## Supplied records
--- START ---
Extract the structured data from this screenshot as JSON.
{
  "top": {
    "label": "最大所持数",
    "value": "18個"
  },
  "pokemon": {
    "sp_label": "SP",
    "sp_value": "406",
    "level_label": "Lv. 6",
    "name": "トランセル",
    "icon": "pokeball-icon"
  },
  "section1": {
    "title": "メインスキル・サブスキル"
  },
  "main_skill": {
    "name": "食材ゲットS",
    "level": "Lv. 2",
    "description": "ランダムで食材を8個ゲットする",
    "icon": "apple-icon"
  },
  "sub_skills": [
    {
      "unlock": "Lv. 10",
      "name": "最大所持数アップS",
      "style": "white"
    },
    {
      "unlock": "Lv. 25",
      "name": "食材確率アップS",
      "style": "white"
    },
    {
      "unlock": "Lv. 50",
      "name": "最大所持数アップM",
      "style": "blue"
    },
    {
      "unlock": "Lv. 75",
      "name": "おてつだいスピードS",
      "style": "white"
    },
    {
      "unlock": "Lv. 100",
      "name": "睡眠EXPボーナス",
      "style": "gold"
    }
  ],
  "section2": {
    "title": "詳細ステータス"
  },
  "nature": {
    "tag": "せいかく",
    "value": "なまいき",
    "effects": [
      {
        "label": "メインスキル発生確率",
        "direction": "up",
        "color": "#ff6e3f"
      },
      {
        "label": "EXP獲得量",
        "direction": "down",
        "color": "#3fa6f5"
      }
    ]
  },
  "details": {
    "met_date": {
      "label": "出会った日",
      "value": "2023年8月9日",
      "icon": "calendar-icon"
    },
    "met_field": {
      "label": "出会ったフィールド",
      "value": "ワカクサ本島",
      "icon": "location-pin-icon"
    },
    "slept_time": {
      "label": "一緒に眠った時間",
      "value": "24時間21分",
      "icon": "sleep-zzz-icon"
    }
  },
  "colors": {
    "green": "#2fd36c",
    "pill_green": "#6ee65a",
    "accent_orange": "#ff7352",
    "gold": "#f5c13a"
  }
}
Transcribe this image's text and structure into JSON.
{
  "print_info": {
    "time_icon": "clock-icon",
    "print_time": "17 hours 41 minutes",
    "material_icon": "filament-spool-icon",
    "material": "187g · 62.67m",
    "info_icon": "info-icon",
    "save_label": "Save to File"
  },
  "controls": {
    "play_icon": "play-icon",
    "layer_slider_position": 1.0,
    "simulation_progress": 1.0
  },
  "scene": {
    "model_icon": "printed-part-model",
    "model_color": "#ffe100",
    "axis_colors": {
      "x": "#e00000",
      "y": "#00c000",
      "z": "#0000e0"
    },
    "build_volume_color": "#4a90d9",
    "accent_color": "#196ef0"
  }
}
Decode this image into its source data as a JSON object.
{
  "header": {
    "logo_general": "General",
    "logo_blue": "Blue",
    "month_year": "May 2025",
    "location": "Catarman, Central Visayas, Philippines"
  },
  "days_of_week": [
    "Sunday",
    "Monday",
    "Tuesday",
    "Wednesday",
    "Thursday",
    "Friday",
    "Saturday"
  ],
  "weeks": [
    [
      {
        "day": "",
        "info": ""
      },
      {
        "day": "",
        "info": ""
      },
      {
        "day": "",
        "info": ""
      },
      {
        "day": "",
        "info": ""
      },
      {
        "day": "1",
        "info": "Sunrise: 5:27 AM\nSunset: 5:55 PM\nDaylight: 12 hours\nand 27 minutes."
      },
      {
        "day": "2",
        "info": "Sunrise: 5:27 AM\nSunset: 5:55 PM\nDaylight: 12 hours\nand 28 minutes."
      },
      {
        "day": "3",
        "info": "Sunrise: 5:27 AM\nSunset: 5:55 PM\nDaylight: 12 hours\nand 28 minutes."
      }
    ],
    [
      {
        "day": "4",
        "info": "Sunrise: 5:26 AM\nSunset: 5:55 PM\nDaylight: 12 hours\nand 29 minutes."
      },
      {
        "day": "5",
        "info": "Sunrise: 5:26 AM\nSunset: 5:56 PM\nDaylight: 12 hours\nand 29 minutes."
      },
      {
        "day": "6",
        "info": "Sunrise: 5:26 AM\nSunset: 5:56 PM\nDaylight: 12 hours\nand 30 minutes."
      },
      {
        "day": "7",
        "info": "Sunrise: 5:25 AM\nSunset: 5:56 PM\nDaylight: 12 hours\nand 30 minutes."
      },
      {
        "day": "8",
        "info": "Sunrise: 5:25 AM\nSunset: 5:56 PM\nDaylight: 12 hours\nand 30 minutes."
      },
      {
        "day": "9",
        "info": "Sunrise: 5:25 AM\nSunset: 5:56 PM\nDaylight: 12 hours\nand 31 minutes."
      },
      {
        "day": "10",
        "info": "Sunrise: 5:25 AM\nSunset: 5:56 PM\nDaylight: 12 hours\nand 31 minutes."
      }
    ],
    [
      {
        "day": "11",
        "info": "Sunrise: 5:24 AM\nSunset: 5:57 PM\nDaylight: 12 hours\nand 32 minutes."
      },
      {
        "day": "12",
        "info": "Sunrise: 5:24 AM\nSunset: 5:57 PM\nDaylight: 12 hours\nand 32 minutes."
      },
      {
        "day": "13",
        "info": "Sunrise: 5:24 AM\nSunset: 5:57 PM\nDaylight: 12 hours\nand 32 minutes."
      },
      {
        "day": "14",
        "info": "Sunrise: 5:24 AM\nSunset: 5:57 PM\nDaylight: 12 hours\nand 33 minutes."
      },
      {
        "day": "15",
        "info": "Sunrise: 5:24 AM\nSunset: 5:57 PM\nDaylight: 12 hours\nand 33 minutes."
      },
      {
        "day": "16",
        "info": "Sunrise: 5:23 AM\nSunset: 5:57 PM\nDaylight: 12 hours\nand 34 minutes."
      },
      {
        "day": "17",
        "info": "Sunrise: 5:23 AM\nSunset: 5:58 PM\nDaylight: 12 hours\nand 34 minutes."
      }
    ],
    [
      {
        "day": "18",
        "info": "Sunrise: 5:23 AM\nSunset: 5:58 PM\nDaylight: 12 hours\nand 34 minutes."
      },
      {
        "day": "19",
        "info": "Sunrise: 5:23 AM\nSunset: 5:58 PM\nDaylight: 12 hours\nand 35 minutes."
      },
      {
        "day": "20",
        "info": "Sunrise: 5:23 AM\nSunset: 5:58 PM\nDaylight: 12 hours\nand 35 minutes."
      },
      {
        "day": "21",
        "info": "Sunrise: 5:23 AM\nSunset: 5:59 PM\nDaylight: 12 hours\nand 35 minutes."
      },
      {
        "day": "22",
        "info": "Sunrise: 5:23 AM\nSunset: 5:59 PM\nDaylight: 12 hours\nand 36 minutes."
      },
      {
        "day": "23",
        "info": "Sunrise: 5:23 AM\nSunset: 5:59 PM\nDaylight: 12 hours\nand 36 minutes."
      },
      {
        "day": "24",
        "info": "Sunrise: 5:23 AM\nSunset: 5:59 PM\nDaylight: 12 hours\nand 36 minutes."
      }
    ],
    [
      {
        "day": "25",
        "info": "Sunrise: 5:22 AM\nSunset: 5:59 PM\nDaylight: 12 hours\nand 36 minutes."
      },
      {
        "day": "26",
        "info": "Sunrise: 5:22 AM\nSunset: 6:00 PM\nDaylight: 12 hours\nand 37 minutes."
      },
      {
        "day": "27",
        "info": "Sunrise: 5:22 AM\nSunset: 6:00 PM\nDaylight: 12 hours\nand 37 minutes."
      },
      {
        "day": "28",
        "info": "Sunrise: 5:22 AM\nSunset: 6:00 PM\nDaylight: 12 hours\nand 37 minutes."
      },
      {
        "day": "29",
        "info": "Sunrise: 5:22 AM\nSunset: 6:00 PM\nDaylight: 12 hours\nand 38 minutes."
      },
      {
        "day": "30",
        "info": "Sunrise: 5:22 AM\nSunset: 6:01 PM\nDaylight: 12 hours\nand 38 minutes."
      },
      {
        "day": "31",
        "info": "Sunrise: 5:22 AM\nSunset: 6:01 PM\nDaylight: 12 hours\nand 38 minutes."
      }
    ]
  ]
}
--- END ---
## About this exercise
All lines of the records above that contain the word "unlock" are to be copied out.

## Task response
      "unlock": "Lv. 10",
      "unlock": "Lv. 25",
      "unlock": "Lv. 50",
      "unlock": "Lv. 75",
      "unlock": "Lv. 100",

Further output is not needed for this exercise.